What Is the Drug Fentanyl?
Fentanyl is an incredibly potent drug and is a stronger opioid than both morphine and heroin. In fact, the drug has been determined to be 80 to 100 times stronger than morphine. Because of how powerful it is, over time fentanyl has shifted from an effective way to treat patients suffering from high levels of chronic pain to a widely available and commonly misused street drug.
As fentanyl"s popularity as a street drug continues to gain traction, it"s still prescribed and used as an effective medical tool under the brand names Actiq, Sublimaze, and Duragesic. When used in a legitimate medical setting, the drug is commonly administered in pill form, injected, or as an adhesive patch.

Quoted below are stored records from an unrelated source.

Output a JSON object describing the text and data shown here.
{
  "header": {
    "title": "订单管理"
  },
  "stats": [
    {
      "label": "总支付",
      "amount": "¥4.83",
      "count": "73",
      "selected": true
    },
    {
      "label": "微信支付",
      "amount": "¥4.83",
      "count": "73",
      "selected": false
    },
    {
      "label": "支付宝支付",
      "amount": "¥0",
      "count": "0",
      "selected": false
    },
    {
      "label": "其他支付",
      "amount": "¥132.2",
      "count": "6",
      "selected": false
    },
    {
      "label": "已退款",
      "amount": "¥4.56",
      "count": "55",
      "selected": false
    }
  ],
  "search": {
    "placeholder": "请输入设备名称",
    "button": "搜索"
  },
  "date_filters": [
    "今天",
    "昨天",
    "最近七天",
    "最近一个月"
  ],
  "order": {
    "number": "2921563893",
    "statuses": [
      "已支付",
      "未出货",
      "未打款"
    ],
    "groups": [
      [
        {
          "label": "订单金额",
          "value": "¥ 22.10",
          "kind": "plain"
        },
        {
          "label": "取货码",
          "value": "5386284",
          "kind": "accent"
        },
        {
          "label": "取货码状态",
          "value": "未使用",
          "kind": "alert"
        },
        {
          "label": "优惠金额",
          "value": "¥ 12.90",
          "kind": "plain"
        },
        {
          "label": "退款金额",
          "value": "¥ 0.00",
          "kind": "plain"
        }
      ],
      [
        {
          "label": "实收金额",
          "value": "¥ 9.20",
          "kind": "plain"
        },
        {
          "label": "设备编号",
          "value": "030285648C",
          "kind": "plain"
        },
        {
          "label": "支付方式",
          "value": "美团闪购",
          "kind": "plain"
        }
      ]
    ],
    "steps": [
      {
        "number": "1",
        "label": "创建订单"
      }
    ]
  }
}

As an illicit street drug, fentanyl is sold and consumed in any number of different forms. Most commonly, it"s sold in powder form and even pressed into pills made to look like fake or counterfeit versions of other prescription opioids. The drug can also be dissolved and dropped onto paper tabs, similar to LSD, or mixed with or sold as fake heroin.
The biggest risk for overdose with fentanyl occurs when the drug is being sold as counterfeit versions of other known opioid drugs. Fentanyl is very commonly mixed with heroin to increase the heroin"s strength. Too often, consumers of these street-level opiates believe they"re consuming one drug, but in reality, it"s the much more potent, and cheaper, fentanyl. This situation commonly leads to overdose and death.